Taniguchi v. Kan Pacific Saipan, Ltd., released this week, the
Supreme Court managed to expend 21 pages (25 if you count the
syllabus) in a 6-3 opinion with dissent on a monumental question,
Whether "compensation of interpreters" under The Court
Interpreters Act (yes, Virginia there is a Court Interpreters Act)
covers the cost of translating documents.
Answer: No. The common meaning of "interpreter" is
someone who translates the spoken word.
After the jump some thoughts on why Supreme Court clerks should
have their word processors confiscated.
Justice Alito wrote the majority opinion, and the analysis is
sound enough. In the absence of a definition by Congress, the
answer to the question turned on the common meaning of the word
"interpreter," which could be divined by consulting a
collection of dictionaries dating from the time the statute
The OED and others included a definition that would include
document translation, but the majority was not prepared to accept
definitions that were designated as secondary or obsolete in
determining a "common" meaning.
Many dictionaries in use when Congress enacted the Court
Interpreters Act in 1978 defined "interpreter" as one who
translates spoken, as opposed to written, language. . . .(mind
numbing dictionary quotes omitted) . . .
Pre-1978 legal dictionaries also generally defined the words
"interpreter" and "interpret" in terms of oral
translation. . . . (more mind numbing dictionary quotes) . . .
Against these authorities, respondent relies almost exclusively
on Webster's Third New International Dictionary (hereinafter
Webster's Third). The version of that dictionary in print when
Congress enacted the Court Interpreters Act defined
"interpreter" as "one that translates; esp: a person
who translates orally for parties conversing in different
tongues." Webster's Third 1182 (1976). The sense divider
esp (for especially) indicates that the most common meaning of the
term is one "who translates orally," but that meaning is
subsumed within the more general definition "one that
The dissent, in contrast, was prepared to accept such secondary
or obsolete definitions:
The word "interpreters," the Court emphasizes,
commonly refers to translators of oral speech. . . . . But as the
Court acknowledges, . . . "interpreters" is more than
occasionally used to encompass those who translate written speech
as well. . . . (mind numbing parenthetical cites omitted) . . .
In short, employing the word "interpreters" to
includetranslators of written as well as oral speech, if not
"the most common usage," . . . is at least an
"acceptable" usage . . .
But really: 25 pages? On taxable costs?
Adam Liptak of the New York Times has observed that Supreme
Court Opinions are getting longer without necessarily becoming
better or more helpful. Taniguchi may be a different problem, but
Three pages on the facts of the case which have no impact on
Three pages on the history of taxable costs back to 1793?
Writing a dissent on this issue at all? Is that necessary?

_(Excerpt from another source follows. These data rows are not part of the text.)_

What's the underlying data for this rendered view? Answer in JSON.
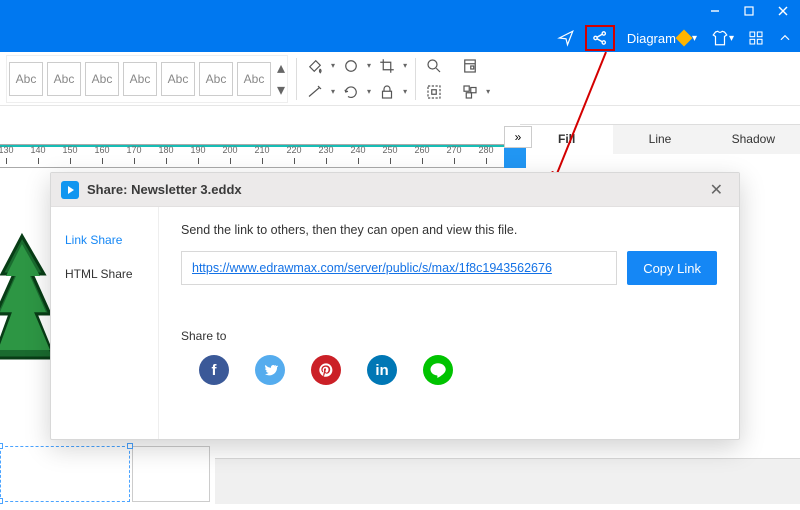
{
  "titlebar": {
    "diagram_label": "Diagram"
  },
  "toolbar": {
    "style_label": "Abc"
  },
  "right_panel": {
    "tabs": {
      "fill": "Fill",
      "line": "Line",
      "shadow": "Shadow"
    },
    "collapse": "»"
  },
  "ruler": {
    "ticks": [
      130,
      140,
      150,
      160,
      170,
      180,
      190,
      200,
      210,
      220,
      230,
      240,
      250,
      260,
      270,
      280
    ]
  },
  "dialog": {
    "title": "Share: Newsletter 3.eddx",
    "tabs": {
      "link": "Link Share",
      "html": "HTML Share"
    },
    "hint": "Send the link to others, then they can open and view this file.",
    "url": "https://www.edrawmax.com/server/public/s/max/1f8c1943562676",
    "copy": "Copy Link",
    "share_to": "Share to",
    "social": {
      "fb": "f",
      "tw": "",
      "pn": "",
      "li": "in",
      "ln": ""
    }
  }
}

The terse and yet eloquent Justice Holmes is spinning in his
I don't see this a doctrinal problem on the court, only an
issue of judgment and technology. Just because something is easy to
write doesn't mean it should be put down on paper or that
anybody wants to read it.
Law review wonks and Supreme Court clerks should be forced to
write long hand on a legal pad before being issued a government
word processor. Excess verbosity is nothing a little writer's
cramp wouldn't cure.
The content of this article is intended to provide a general
guide to the subject matter. Specialist advice should be sought
about your specific circumstances.
To print this article, all you need is to be registered on Mondaq.com.
Click to Login as an existing user or Register so you can print this article.
In a recent decision characterizing precedent as a seven decade "aberration," the Supreme Court of California permitted plaintiff loan borrowers to introduce against a defendant banking institution parol evidence directly contradicting the very terms of the parties’ written loan agreement.